As directed by Tim Story, who was also responsible for “Barbershop” and “Taxi” (what exactly qualifies him to direct this?) the film is not even on the level of so bad it’s good. First of all, the film just looks boring. The cinematography is too bright; there’s too much key lighting and if you’re going to shoot a bright movie at least make it colorful. This looks more like a comedy than a superhero movie. The action is not all that exciting. It’ll cause you to yawn more often than grip the arm rests. Also, because of the success of the "Spiderman" films, "Batman Begins" and the "X-Men" films, we’re all used to dark, mature, entertaining comic book superheroes, not a bunch of clowning around. And now that this film has acquired a PG rating, we know from the beginning that perhaps this is going to be more along of the lines of "Power Rangers" rather than the brooding drama of a "Batman." Because many of the recent comic book movies are so good, it’s easy to distinguish "Fantastic Four" as simply sub par.

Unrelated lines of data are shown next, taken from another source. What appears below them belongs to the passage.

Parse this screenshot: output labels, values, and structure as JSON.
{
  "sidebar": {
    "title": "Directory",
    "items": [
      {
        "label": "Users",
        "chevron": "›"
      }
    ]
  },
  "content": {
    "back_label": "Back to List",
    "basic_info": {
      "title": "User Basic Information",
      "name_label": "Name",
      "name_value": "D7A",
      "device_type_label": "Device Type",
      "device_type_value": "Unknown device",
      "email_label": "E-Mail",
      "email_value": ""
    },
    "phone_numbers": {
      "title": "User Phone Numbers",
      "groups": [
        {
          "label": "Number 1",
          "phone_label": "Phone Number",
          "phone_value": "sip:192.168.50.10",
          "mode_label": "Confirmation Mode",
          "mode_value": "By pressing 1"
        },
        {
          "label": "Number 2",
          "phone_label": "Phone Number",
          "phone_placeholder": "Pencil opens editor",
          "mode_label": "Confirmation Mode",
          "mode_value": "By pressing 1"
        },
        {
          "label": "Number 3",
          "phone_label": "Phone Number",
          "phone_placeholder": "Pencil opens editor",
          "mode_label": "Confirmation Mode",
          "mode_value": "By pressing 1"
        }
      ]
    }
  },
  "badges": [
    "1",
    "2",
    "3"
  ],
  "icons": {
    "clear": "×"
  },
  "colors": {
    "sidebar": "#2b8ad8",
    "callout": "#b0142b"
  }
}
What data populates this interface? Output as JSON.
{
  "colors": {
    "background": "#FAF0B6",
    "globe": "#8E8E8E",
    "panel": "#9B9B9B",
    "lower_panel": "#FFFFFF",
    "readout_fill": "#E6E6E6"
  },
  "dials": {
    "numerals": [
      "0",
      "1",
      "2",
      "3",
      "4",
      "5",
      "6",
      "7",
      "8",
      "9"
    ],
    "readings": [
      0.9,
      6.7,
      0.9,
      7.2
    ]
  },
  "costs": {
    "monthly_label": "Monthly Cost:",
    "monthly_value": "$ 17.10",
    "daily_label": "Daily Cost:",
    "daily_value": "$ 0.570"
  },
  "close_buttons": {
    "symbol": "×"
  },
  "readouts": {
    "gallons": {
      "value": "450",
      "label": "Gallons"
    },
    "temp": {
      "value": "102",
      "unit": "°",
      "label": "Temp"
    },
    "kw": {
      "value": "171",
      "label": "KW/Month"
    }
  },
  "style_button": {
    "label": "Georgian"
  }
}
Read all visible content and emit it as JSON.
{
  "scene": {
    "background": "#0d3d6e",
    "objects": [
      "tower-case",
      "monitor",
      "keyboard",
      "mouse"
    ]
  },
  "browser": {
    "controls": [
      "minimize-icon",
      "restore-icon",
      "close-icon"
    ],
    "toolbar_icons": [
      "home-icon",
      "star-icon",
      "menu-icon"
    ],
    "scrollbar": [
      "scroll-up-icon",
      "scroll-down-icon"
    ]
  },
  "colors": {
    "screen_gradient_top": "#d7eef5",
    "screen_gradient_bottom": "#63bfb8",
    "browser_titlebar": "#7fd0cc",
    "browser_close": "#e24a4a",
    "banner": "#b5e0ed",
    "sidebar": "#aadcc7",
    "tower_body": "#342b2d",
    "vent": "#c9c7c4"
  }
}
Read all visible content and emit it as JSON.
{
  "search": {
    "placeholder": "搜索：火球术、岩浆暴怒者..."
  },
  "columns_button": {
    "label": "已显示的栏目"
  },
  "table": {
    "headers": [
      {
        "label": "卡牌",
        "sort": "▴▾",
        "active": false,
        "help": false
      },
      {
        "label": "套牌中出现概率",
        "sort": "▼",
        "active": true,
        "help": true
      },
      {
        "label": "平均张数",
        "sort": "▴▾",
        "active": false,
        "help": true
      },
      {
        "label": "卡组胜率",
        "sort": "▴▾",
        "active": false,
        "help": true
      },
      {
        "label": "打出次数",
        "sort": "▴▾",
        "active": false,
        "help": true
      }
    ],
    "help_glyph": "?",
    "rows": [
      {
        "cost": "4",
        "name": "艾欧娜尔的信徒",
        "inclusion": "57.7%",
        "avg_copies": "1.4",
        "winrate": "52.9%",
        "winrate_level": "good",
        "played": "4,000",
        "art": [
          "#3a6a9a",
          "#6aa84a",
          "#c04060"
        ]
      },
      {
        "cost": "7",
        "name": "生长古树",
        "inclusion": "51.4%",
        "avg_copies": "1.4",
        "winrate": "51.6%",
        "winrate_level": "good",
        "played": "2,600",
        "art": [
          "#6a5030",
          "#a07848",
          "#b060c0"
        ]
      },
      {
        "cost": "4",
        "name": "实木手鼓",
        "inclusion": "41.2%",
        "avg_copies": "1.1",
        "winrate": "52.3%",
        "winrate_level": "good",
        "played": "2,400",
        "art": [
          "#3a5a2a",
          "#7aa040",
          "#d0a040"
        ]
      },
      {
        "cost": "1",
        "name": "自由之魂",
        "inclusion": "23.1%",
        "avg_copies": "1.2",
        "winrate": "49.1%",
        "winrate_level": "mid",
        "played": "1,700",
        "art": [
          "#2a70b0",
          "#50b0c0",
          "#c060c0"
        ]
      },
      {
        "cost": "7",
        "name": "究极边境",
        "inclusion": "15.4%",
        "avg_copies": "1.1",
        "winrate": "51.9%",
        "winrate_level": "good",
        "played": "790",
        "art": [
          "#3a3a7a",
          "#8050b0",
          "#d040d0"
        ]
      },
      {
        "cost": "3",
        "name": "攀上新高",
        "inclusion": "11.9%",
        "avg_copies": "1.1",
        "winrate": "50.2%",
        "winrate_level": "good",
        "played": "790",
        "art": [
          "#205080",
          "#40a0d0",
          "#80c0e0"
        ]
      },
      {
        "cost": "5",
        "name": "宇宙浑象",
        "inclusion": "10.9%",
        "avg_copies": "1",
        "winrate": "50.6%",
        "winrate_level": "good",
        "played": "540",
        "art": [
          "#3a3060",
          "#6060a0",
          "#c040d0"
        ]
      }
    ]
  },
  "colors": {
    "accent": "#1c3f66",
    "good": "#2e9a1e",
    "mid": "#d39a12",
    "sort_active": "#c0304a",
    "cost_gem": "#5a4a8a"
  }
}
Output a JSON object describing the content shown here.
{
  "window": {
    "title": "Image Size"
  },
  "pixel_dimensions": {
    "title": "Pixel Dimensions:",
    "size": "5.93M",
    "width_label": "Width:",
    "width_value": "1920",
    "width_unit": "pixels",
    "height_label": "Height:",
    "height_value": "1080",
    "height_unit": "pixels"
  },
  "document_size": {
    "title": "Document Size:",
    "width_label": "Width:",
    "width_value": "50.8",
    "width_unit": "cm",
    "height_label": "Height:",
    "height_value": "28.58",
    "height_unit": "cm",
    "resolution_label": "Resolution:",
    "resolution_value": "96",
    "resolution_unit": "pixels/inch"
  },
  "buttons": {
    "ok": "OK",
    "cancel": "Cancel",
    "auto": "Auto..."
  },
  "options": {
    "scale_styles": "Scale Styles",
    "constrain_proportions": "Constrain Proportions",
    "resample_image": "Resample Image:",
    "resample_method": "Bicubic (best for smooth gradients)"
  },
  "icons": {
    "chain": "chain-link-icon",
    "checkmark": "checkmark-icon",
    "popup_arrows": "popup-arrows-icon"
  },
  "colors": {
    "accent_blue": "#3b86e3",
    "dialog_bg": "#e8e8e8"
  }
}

The best performance of the four main cast members is still Chris Evans, as Johnny Storm the Human Torch, who’s got that cocky, hip attitude down pat. Jessica Alba (Johnny’s Invisible Woman sister Susan Storm), who looks like she just came back from the drag show Nomi Malone “Showgirls” look-a-like contest, attempts some vague emotion. Ioan Gruffudd as the future husband of Miss Storm is pretty wooden in the role of the scientist leader. His acting is stiff and I’ll blame the director for letting him give such a boring performance. (And speaking of stiff, is there a reason why this guy gets nervous around beautiful women at his bachelor party? Doesn't he realize he's marrying Jessica Alba??) Michael Chiklis (TV’s “The Shield”), who is under lots of rock make-up, has some good one-liners as The Thing. He has wooed the blind woman from the first film into a full-fledged relationship. But I guess hearing Lionel Richie’s “Hello” on the soundtrack was never meant to be.
The script in this second installment written by Don Payne and Mark Frost revolves around a bunch of global anomalies that have been occurring around the world ala “The Day After Tomorrow.” Los Angeles has a black out, what a shocker. Asia’s oceans have frozen over. And other strange catastrophic events are occurring (One of which leads to the resurgence of Dr. Doom, played by Nip/Tuck’s Julian McMahon). It’s as if the planet were dying. Of course it’s left at that because this isn’t “An Inconvenient Truth” or anything. It appears the planet’s fate is in the hands of some sort of celestial villain who is controlling a T-1000 look-a-like who rides around the world on his silver surfboard. This “Silver Surfer” (who kind of looks cool) as he is eventually nicknamed might just be a big enough match for the Fantastic 4. Of course that puts the dampers on Susan and Mr. Fantastic’s wedding plans (They have to stop a crashing helicopter during the ceremony in a unexciting, yawn-inducing sequence).
One amusing idea the film has to offer is when Johnny comes in contact with the Surfer it causes his powers to shift with whichever teammate he touches. So when he embraces his sister Susan, she bursts out in flames crying, “I’m on fire! I’m on fire!” Eventually Johnny is able to use all four powers to help defeat the enemy. And it’s ok kids, because the Silver Surfer is really a good guy, he’s just under mind control. Susan, the super hero, is able to break the emotional barrier even if Jessica Alba, the actress, isn’t. And by the way, composer John Ottoman adds yet another boring music score to his resume.
Did I really care for any of this? Not really. This movie is dumb and mildly entertaining. Yet it acheives a major feat: it’s a definite step up from the first film. It’s towards the bottom of the barrel when it comes to comic book flicks (although I’ve never seen the craptistic "Daredevil," "Elektra" or "Ghost Rider"). It’s too bad that "Knocked Up" is rated R, because I’d recommend dragging the kids to see that instead of the kids dragging you to see this. GRADE: C